Copy each line below containing "Creates".

(Dataset rows for apps and sites)
+ + + +

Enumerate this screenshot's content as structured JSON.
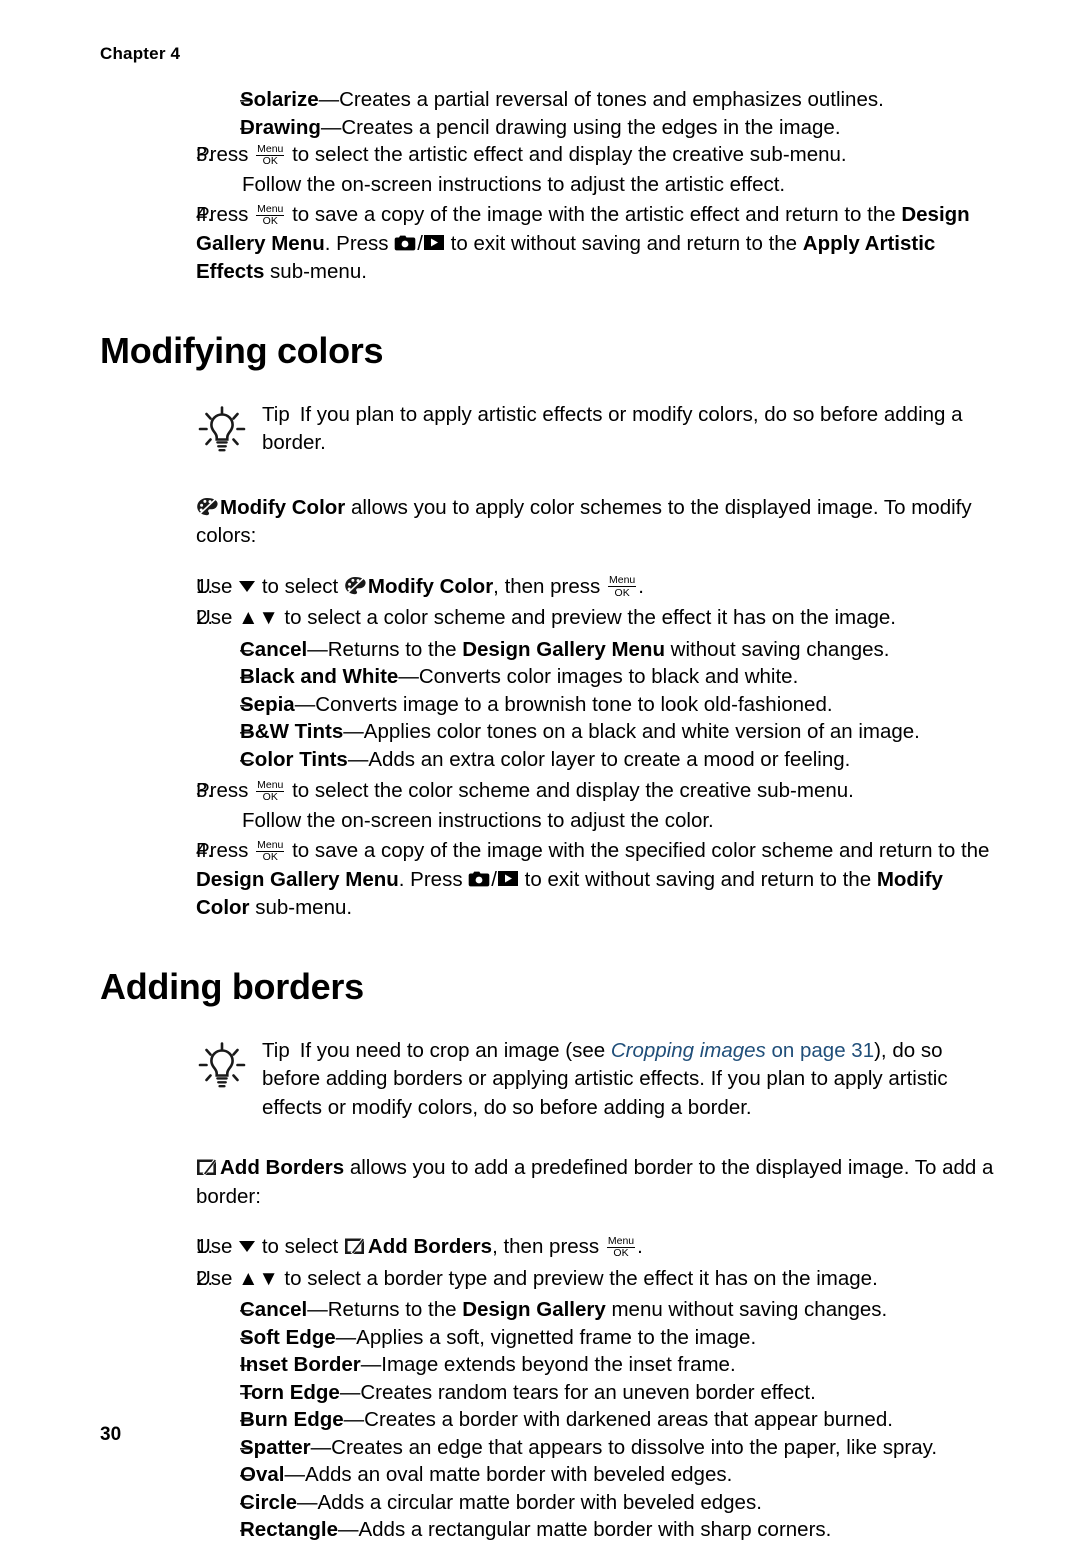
{
  "header": {
    "chapter": "Chapter 4"
  },
  "footer": {
    "page_number": "30"
  },
  "icons": {
    "menu_ok_top": "Menu",
    "menu_ok_bottom": "OK",
    "camera": "camera-icon",
    "playback": "playback-icon",
    "lightbulb": "lightbulb-tip-icon",
    "modify_color": "palette-icon",
    "add_borders": "border-frame-icon",
    "arrow_down": "arrow-down-icon",
    "arrow_up": "arrow-up-icon"
  },
  "colors": {
    "text": "#000000",
    "link": "#1F4E79",
    "background": "#FFFFFF"
  },
  "artistic_effects": {
    "bullets": [
      {
        "term": "Solarize",
        "desc": "—Creates a partial reversal of tones and emphasizes outlines."
      },
      {
        "term": "Drawing",
        "desc": "—Creates a pencil drawing using the edges in the image."
      }
    ],
    "step3": {
      "num": "3.",
      "part1": "Press ",
      "part2": " to select the artistic effect and display the creative sub-menu.",
      "line2": "Follow the on-screen instructions to adjust the artistic effect."
    },
    "step4": {
      "num": "4.",
      "part1": "Press ",
      "part2": " to save a copy of the image with the artistic effect and return to the ",
      "bold1": "Design Gallery Menu",
      "part3": ". Press ",
      "part4": " to exit without saving and return to the ",
      "bold2": "Apply Artistic Effects",
      "part5": " sub-menu."
    }
  },
  "modifying_colors": {
    "heading": "Modifying colors",
    "tip": {
      "label": "Tip",
      "text": "If you plan to apply artistic effects or modify colors, do so before adding a border."
    },
    "intro": {
      "bold": "Modify Color",
      "text": " allows you to apply color schemes to the displayed image. To modify colors:"
    },
    "step1": {
      "num": "1.",
      "part1": "Use ",
      "part2": " to select ",
      "bold": "Modify Color",
      "part3": ", then press ",
      "part4": "."
    },
    "step2": {
      "num": "2.",
      "text": "Use ▲▼ to select a color scheme and preview the effect it has on the image."
    },
    "bullets": [
      {
        "term": "Cancel",
        "desc_before": "—Returns to the ",
        "bold": "Design Gallery Menu",
        "desc_after": " without saving changes."
      },
      {
        "term": "Black and White",
        "desc_before": "—Converts color images to black and white.",
        "bold": "",
        "desc_after": ""
      },
      {
        "term": "Sepia",
        "desc_before": "—Converts image to a brownish tone to look old-fashioned.",
        "bold": "",
        "desc_after": ""
      },
      {
        "term": "B&W Tints",
        "desc_before": "—Applies color tones on a black and white version of an image.",
        "bold": "",
        "desc_after": ""
      },
      {
        "term": "Color Tints",
        "desc_before": "—Adds an extra color layer to create a mood or feeling.",
        "bold": "",
        "desc_after": ""
      }
    ],
    "step3": {
      "num": "3.",
      "part1": "Press ",
      "part2": " to select the color scheme and display the creative sub-menu.",
      "line2": "Follow the on-screen instructions to adjust the color."
    },
    "step4": {
      "num": "4.",
      "part1": "Press ",
      "part2": " to save a copy of the image with the specified color scheme and return to the ",
      "bold1": "Design Gallery Menu",
      "part3": ". Press ",
      "part4": " to exit without saving and return to the ",
      "bold2": "Modify Color",
      "part5": " sub-menu."
    }
  },
  "adding_borders": {
    "heading": "Adding borders",
    "tip": {
      "label": "Tip",
      "part1": "If you need to crop an image (see ",
      "link_italic": "Cropping images",
      "link_rest": " on page 31",
      "part2": "), do so before adding borders or applying artistic effects. If you plan to apply artistic effects or modify colors, do so before adding a border."
    },
    "intro": {
      "bold": "Add Borders",
      "text": " allows you to add a predefined border to the displayed image. To add a border:"
    },
    "step1": {
      "num": "1.",
      "part1": "Use ",
      "part2": " to select ",
      "bold": "Add Borders",
      "part3": ", then press ",
      "part4": "."
    },
    "step2": {
      "num": "2.",
      "text": "Use ▲▼ to select a border type and preview the effect it has on the image."
    },
    "bullets": [
      {
        "term": "Cancel",
        "desc_before": "—Returns to the ",
        "bold": "Design Gallery",
        "desc_after": " menu without saving changes."
      },
      {
        "term": "Soft Edge",
        "desc_before": "—Applies a soft, vignetted frame to the image.",
        "bold": "",
        "desc_after": ""
      },
      {
        "term": "Inset Border",
        "desc_before": "—Image extends beyond the inset frame.",
        "bold": "",
        "desc_after": ""
      },
      {
        "term": "Torn Edge",
        "desc_before": "—Creates random tears for an uneven border effect.",
        "bold": "",
        "desc_after": ""
      },
      {
        "term": "Burn Edge",
        "desc_before": "—Creates a border with darkened areas that appear burned.",
        "bold": "",
        "desc_after": ""
      },
      {
        "term": "Spatter",
        "desc_before": "—Creates an edge that appears to dissolve into the paper, like spray.",
        "bold": "",
        "desc_after": ""
      },
      {
        "term": "Oval",
        "desc_before": "—Adds an oval matte border with beveled edges.",
        "bold": "",
        "desc_after": ""
      },
      {
        "term": "Circle",
        "desc_before": "—Adds a circular matte border with beveled edges.",
        "bold": "",
        "desc_after": ""
      },
      {
        "term": "Rectangle",
        "desc_before": "—Adds a rectangular matte border with sharp corners.",
        "bold": "",
        "desc_after": ""
      }
    ]
  },
  "dash": "–"
}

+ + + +

Task response
        "desc": "—Creates a partial reversal of tones and emphasizes outlines."
        "desc": "—Creates a pencil drawing using the edges in the image."
        "desc_before": "—Creates random tears for an uneven border effect.",
        "desc_before": "—Creates a border with darkened areas that appear burned.",
        "desc_before": "—Creates an edge that appears to dissolve into the paper, like spray.",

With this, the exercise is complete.